───── Input

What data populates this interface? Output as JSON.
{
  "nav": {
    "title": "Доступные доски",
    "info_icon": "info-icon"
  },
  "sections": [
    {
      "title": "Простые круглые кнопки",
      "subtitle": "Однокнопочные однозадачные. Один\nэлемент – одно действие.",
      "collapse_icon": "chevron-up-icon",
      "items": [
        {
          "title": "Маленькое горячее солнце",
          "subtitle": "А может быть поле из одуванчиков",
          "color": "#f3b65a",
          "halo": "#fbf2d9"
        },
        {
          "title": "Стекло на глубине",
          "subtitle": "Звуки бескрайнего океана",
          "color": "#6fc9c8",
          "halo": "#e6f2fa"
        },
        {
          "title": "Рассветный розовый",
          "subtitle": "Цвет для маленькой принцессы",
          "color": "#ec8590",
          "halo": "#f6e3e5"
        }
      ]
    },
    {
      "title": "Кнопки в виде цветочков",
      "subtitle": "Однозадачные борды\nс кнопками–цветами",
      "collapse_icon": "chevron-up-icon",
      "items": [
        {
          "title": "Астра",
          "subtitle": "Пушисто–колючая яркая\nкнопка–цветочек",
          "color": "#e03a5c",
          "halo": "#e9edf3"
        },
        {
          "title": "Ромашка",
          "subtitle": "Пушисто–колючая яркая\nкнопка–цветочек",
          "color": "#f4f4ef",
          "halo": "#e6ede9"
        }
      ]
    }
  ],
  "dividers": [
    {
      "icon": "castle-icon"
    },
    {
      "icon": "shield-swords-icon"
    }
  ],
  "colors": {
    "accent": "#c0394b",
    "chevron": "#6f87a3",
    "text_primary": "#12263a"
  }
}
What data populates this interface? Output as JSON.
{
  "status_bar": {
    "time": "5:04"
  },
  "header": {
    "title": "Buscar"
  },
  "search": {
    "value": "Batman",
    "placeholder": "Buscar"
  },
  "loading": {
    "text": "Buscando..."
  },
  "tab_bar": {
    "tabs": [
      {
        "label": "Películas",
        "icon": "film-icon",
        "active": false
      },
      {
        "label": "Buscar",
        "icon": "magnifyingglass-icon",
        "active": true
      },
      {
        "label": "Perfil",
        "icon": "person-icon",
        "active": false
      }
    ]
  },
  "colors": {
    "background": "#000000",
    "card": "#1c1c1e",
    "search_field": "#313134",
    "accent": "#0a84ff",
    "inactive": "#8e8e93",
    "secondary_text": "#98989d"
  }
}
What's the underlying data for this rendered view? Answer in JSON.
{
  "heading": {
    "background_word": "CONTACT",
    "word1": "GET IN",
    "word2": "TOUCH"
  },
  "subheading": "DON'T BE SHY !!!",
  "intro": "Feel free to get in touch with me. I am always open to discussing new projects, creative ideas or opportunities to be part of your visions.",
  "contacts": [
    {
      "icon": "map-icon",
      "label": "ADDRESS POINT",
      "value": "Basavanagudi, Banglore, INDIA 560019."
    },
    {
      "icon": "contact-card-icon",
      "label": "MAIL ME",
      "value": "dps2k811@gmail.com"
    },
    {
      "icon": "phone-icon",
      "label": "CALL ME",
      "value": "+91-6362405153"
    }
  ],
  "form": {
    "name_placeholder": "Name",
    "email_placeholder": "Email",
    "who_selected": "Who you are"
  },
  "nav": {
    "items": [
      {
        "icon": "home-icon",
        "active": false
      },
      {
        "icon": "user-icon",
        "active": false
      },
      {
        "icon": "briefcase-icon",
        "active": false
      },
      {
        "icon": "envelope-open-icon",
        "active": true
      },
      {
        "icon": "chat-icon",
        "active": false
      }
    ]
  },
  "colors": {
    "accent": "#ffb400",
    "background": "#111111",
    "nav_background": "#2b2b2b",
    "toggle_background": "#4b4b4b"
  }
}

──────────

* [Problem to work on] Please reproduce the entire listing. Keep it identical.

* [Problem solution]
What data populates this interface? Output as JSON.
{
  "nav": {
    "title": "Доступные доски",
    "info_icon": "info-icon"
  },
  "sections": [
    {
      "title": "Простые круглые кнопки",
      "subtitle": "Однокнопочные однозадачные. Один\nэлемент – одно действие.",
      "collapse_icon": "chevron-up-icon",
      "items": [
        {
          "title": "Маленькое горячее солнце",
          "subtitle": "А может быть поле из одуванчиков",
          "color": "#f3b65a",
          "halo": "#fbf2d9"
        },
        {
          "title": "Стекло на глубине",
          "subtitle": "Звуки бескрайнего океана",
          "color": "#6fc9c8",
          "halo": "#e6f2fa"
        },
        {
          "title": "Рассветный розовый",
          "subtitle": "Цвет для маленькой принцессы",
          "color": "#ec8590",
          "halo": "#f6e3e5"
        }
      ]
    },
    {
      "title": "Кнопки в виде цветочков",
      "subtitle": "Однозадачные борды\nс кнопками–цветами",
      "collapse_icon": "chevron-up-icon",
      "items": [
        {
          "title": "Астра",
          "subtitle": "Пушисто–колючая яркая\nкнопка–цветочек",
          "color": "#e03a5c",
          "halo": "#e9edf3"
        },
        {
          "title": "Ромашка",
          "subtitle": "Пушисто–колючая яркая\nкнопка–цветочек",
          "color": "#f4f4ef",
          "halo": "#e6ede9"
        }
      ]
    }
  ],
  "dividers": [
    {
      "icon": "castle-icon"
    },
    {
      "icon": "shield-swords-icon"
    }
  ],
  "colors": {
    "accent": "#c0394b",
    "chevron": "#6f87a3",
    "text_primary": "#12263a"
  }
}
What data populates this interface? Output as JSON.
{
  "status_bar": {
    "time": "5:04"
  },
  "header": {
    "title": "Buscar"
  },
  "search": {
    "value": "Batman",
    "placeholder": "Buscar"
  },
  "loading": {
    "text": "Buscando..."
  },
  "tab_bar": {
    "tabs": [
      {
        "label": "Películas",
        "icon": "film-icon",
        "active": false
      },
      {
        "label": "Buscar",
        "icon": "magnifyingglass-icon",
        "active": true
      },
      {
        "label": "Perfil",
        "icon": "person-icon",
        "active": false
      }
    ]
  },
  "colors": {
    "background": "#000000",
    "card": "#1c1c1e",
    "search_field": "#313134",
    "accent": "#0a84ff",
    "inactive": "#8e8e93",
    "secondary_text": "#98989d"
  }
}
What's the underlying data for this rendered view? Answer in JSON.
{
  "heading": {
    "background_word": "CONTACT",
    "word1": "GET IN",
    "word2": "TOUCH"
  },
  "subheading": "DON'T BE SHY !!!",
  "intro": "Feel free to get in touch with me. I am always open to discussing new projects, creative ideas or opportunities to be part of your visions.",
  "contacts": [
    {
      "icon": "map-icon",
      "label": "ADDRESS POINT",
      "value": "Basavanagudi, Banglore, INDIA 560019."
    },
    {
      "icon": "contact-card-icon",
      "label": "MAIL ME",
      "value": "dps2k811@gmail.com"
    },
    {
      "icon": "phone-icon",
      "label": "CALL ME",
      "value": "+91-6362405153"
    }
  ],
  "form": {
    "name_placeholder": "Name",
    "email_placeholder": "Email",
    "who_selected": "Who you are"
  },
  "nav": {
    "items": [
      {
        "icon": "home-icon",
        "active": false
      },
      {
        "icon": "user-icon",
        "active": false
      },
      {
        "icon": "briefcase-icon",
        "active": false
      },
      {
        "icon": "envelope-open-icon",
        "active": true
      },
      {
        "icon": "chat-icon",
        "active": false
      }
    ]
  },
  "colors": {
    "accent": "#ffb400",
    "background": "#111111",
    "nav_background": "#2b2b2b",
    "toggle_background": "#4b4b4b"
  }
}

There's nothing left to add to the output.